Affordable Housing Remains An Issue For Wellington Seniors

Wellington’s Senior Advisory Committee met on Thursday, Sept. 13 for a meeting that featured a presentation on senior housing in the community.

Assistant Planning, Zoning & Building Director Michael O’Dell addressed the committee on the subject of senior housing. His presentation included statistics that showed how seniors desire smaller one- or two-bedroom units, but the village is lacking in these types of available, affordable housing.

As a result, the senior population was remaining settled in larger, 3- to 4-bedroom units for 30 or even 40 years. Many of these homes were becoming both difficult and costly to maintain, leading to a decline in upkeep that is negatively affecting home values, he explained.

O’Dell stated that homes built between 1970 and 1989 were only seeing 86 percent of the median home price index for Wellington, which was last reported at $327,000.

Community Services Director Paulette Edwards stressed the importance that grants play in helping seniors maintain their aging homes to comply with village codes and homeowners’ association standards. She touted the work that had been done on homes in the village with matching grant funds, particularly in regard to roof repair and replacement.

In other business:

• Chair Veronica McCue used her time to discuss her recent meeting with Village Manager Paul Schofield concerning a suitable location for seniors to spend their free time.

Schofield responded by offering a dedicated room within the Wellington Community Center, which McCue was enthusiastic about.

Following the meeting, Edwards provided the Town-Crier with the details of the new senior room.

“The room will open sometime in October,” Edwards said. “It will be located on the first floor and be open during regular hours. There will be coffee and there will be games, such as checkers. We look forward to having our seniors there.”

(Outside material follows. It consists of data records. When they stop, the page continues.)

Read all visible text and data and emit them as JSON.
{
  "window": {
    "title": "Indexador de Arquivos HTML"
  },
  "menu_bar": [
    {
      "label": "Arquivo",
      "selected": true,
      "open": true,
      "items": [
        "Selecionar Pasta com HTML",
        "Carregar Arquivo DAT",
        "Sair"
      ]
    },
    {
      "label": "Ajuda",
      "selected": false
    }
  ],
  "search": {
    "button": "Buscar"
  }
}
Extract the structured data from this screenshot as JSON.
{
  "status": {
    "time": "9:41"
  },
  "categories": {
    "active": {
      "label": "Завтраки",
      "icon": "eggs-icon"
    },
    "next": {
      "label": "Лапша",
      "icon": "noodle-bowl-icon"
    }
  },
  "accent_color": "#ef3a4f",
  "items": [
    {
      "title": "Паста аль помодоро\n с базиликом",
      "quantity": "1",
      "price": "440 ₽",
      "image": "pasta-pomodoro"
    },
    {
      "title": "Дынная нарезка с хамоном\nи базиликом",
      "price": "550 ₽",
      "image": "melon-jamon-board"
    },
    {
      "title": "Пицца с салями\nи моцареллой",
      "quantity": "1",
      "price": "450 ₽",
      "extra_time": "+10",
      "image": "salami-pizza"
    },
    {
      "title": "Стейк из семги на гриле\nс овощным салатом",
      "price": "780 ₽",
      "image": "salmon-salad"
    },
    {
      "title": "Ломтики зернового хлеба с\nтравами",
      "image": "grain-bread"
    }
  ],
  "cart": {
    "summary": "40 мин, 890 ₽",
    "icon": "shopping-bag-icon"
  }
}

• The board nominated Vice Chair Howard Trager as a “Homegrown Hero.”

Trager moved to Florida in 1988 and served as president of the Wellington Lakes HOA and was a board member of the Wellington Chamber of Commerce for seven years. In 1999, he launched The Golden Banner, the official newsletter of the Wellington Seniors Club, which he still edits and publishes. He worked with fifth graders at New Horizons Elementary School to develop their newspaper, The Pioneer Times.

Trager has long served on the board of directors of the Wellington Seniors Club and currently serves as its president, a position he has held twice before. He has served on the Senior Advisory Committee for five years, having been appointed by Mayor Anne Gerwig. Trager’s selection as a “Homegrown Hero” was unanimously approved by the board.

• The committee heard a presentation from representatives of Wellington Cares, who were on hand to promote their fourth annual luncheon to be held on Friday, Oct. 19 at the Wanderers Club. Wellington Cares is a local nonprofit designed to help seniors age in place. For more info., visit

• Parks & Recreation Director Bruce DeLaney updated the committee on the status of local parks, with particular emphasis on the Wellington Aquatics Complex. He provided the committee with details on pool usage by local summer camps. Committee Member Sam Nebb voiced concern about how the potential Lake Wellington redevelopment could affect the pool.

• Senior Services Specialist Jenifer Brito informed the committee about various senior programs that would be taking place in the village, including “Senior Symposium: The Benefits of Art and Music” on Tuesday, Sept. 25 at 11:30 a.m. at the Wellington Community Center.

Brito did much to emphasize the Senior Health Fair that will be held on Thursday, Oct. 18 at the Wellington Community Center from 10 a.m. to 2 p.m. Free health screenings will be offered at this event. For more information, contact Brito at (561) 753-2476 or